G. nanus was the only small Gladiolus name that I was aware of before I was given these bulbs by a friend. They have opened my eyes to a whole new world of Gladiolus species and their hybrids, separate from the tall flashy flowers we see in the florist’s. It turns out that G. nanus is not a species, but rather a generic terms for all small Gladiolus varieties.


Click here to view the Gladiolus x Colvillei “Blushing Bride” page in Karin’s Garden.

Hyacinthoides hispanica – Spanish Bluebell

This is a classic woodland bulb, growing to about 40cm, putting up leaves and flowering before the tree canopy has come into leaf. Spikes of bright blue flowers rise above strap-like leaves in spring.

Whilst gardeners often seem to wish for the English Bluebell, the Spanish Bluebell is a much better garden plant. Indeed there are named hybrids if you can get them, with “Excelsior” being probably the pick of the bunch. There are also pink and white forms of the Spanish Bluebell as there are of the English.


Click here to view the Hyacinthoides hispanica page in Karin’s Garden.

Phlox subulata “Oakington Blue Eyes” – Moss Phlox

This is spreading evergreen that forms a weed-supressing mat some 15 cm high. Five-petaled lilac flowers with neatly “pinked” tips completely cover this plant in spring.

Oakington Blue Eyes is just one of the many varieties that are readily available from nurseries and garden centres. The foliage is completely covered by the flowers and the evergreen foliage forms and effective, weed-supressing mat.

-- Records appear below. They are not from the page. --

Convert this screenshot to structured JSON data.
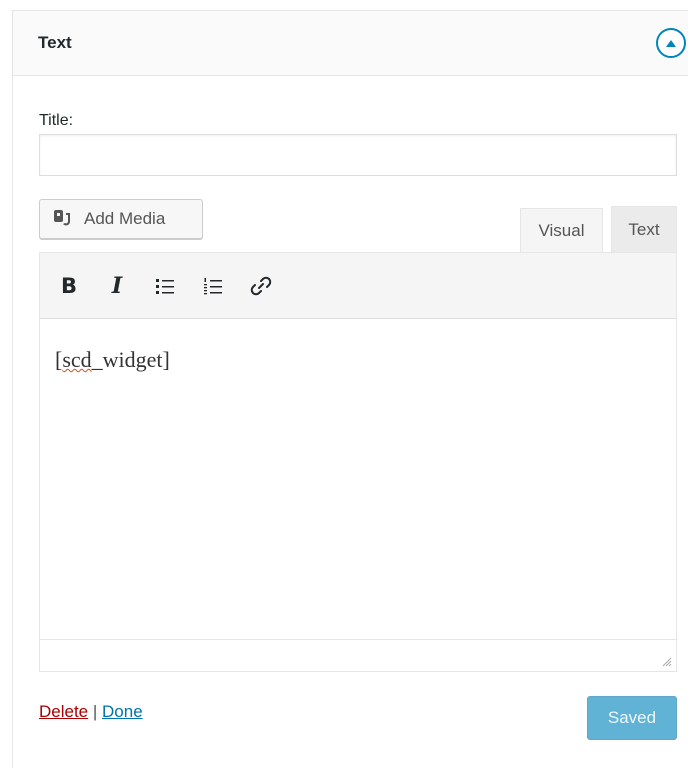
{
  "widget": {
    "title": "Text",
    "toggle_icon": "arrow-up-icon"
  },
  "form": {
    "title_label": "Title:",
    "title_value": "",
    "add_media_label": "Add Media",
    "tabs": [
      {
        "label": "Visual",
        "active": true
      },
      {
        "label": "Text",
        "active": false
      }
    ],
    "toolbar": {
      "bold": "B",
      "italic": "I",
      "icons": [
        "bold-icon",
        "italic-icon",
        "bulleted-list-icon",
        "numbered-list-icon",
        "link-icon"
      ]
    },
    "content": "[scd_widget]",
    "content_prefix": "[",
    "content_misspelled": "scd",
    "content_suffix": "_widget]"
  },
  "actions": {
    "delete_label": "Delete",
    "separator": "|",
    "done_label": "Done",
    "saved_label": "Saved"
  },
  "colors": {
    "accent": "#0085ba",
    "delete": "#a00000",
    "link": "#0073aa"
  }
}
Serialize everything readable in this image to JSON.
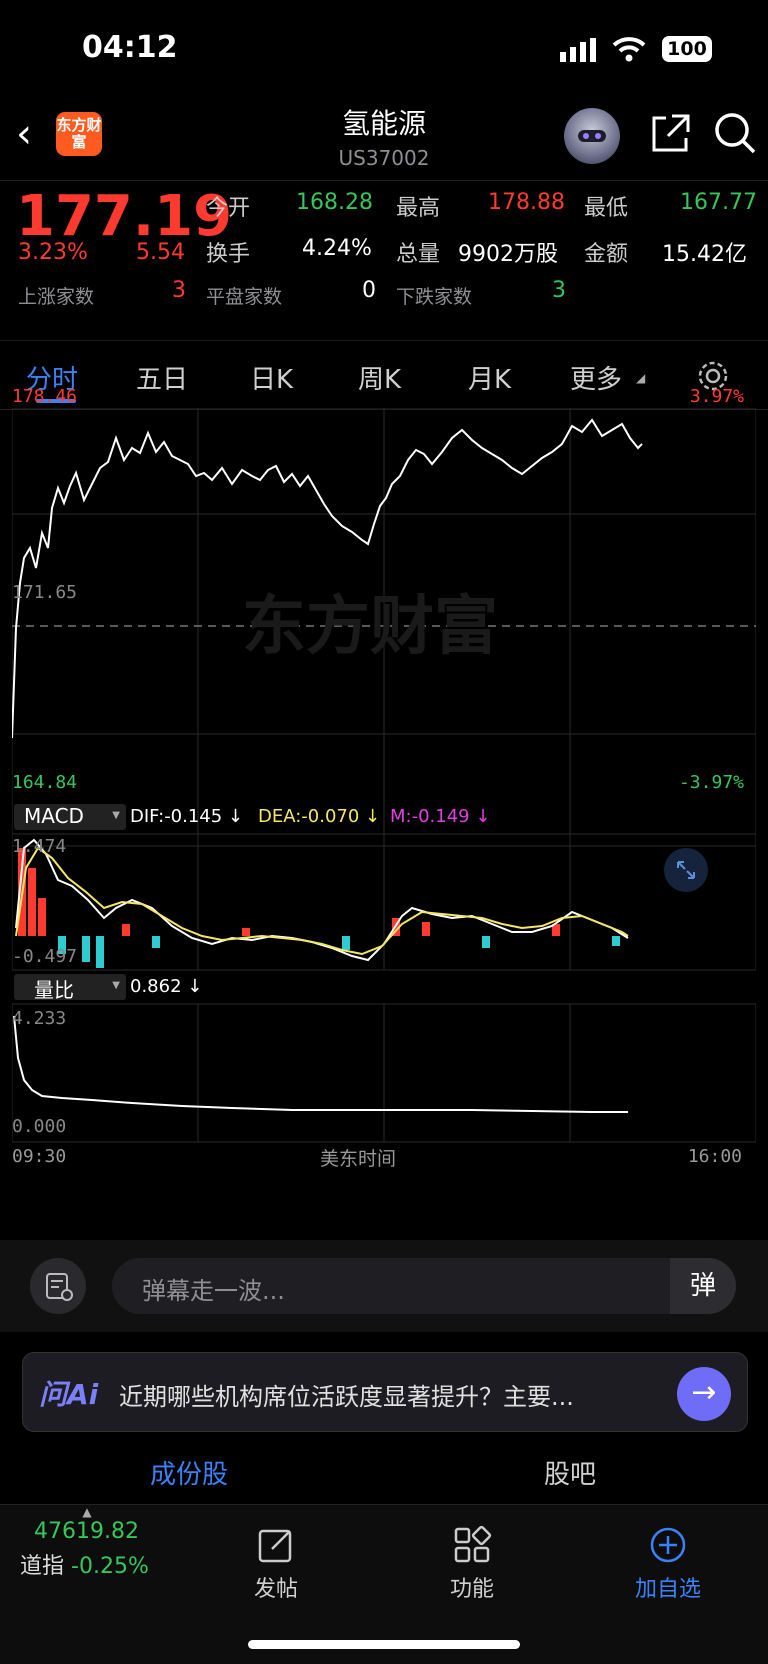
{
  "status_bar": {
    "time": "04:12",
    "battery": "100"
  },
  "header": {
    "title": "氢能源",
    "code": "US37002",
    "logo_text": "东方财富"
  },
  "quote": {
    "price": "177.19",
    "change_pct": "3.23%",
    "change": "5.54",
    "open_label": "今开",
    "open": "168.28",
    "high_label": "最高",
    "high": "178.88",
    "low_label": "最低",
    "low": "167.77",
    "turnover_label": "换手",
    "turnover": "4.24%",
    "volume_label": "总量",
    "volume": "9902万股",
    "amount_label": "金额",
    "amount": "15.42亿",
    "up_label": "上涨家数",
    "up_count": "3",
    "flat_label": "平盘家数",
    "flat_count": "0",
    "down_label": "下跌家数",
    "down_count": "3"
  },
  "tabs": [
    "分时",
    "五日",
    "日K",
    "周K",
    "月K",
    "更多"
  ],
  "chart": {
    "price_max": "178.46",
    "price_max_pct": "3.97%",
    "price_min": "164.84",
    "price_min_pct": "-3.97%",
    "prev_close": "171.65",
    "watermark": "东方财富",
    "macd_label": "MACD",
    "dif": "DIF:-0.145 ↓",
    "dea": "DEA:-0.070 ↓",
    "m": "M:-0.149 ↓",
    "macd_max": "1.474",
    "macd_min": "-0.497",
    "vr_label": "量比",
    "vr_value": "0.862 ↓",
    "vr_max": "4.233",
    "vr_min": "0.000",
    "time_start": "09:30",
    "time_mid": "美东时间",
    "time_end": "16:00"
  },
  "colors": {
    "up": "#ff3b30",
    "down": "#34c759",
    "accent": "#3b82f6"
  },
  "danmu": {
    "placeholder": "弹幕走一波...",
    "button": "弹"
  },
  "ai": {
    "logo": "问Ai",
    "text": "近期哪些机构席位活跃度显著提升？主要..."
  },
  "sections": [
    "成份股",
    "股吧"
  ],
  "bottom": {
    "index_value": "47619.82",
    "index_name": "道指",
    "index_change": "-0.25%",
    "post": "发帖",
    "func": "功能",
    "watch": "加自选"
  }
}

Click here to view the Phlox subulata “Oakington Blue Eyes” page in Karin’s Garden.

Teleopea speciosissima – Warratah

This is a large shrub, growing up to 3.0M. Striking large red inflorescences in springtime. Each flowerhead is an absolute joy.

There are two of these striking plants on High Street in Motueka. Possibly a casual driver by might presume they had just passed a Rhododendron, but this is much more special than that. It is well worth stopping to admire. And, curiously for such a wonderful and unusual plant, they are not hard to come by. Ours came from Mitre 10 at a perfectly reasonable price.


Click here to view the Teleopea speciosissima page in Karin’s Garden.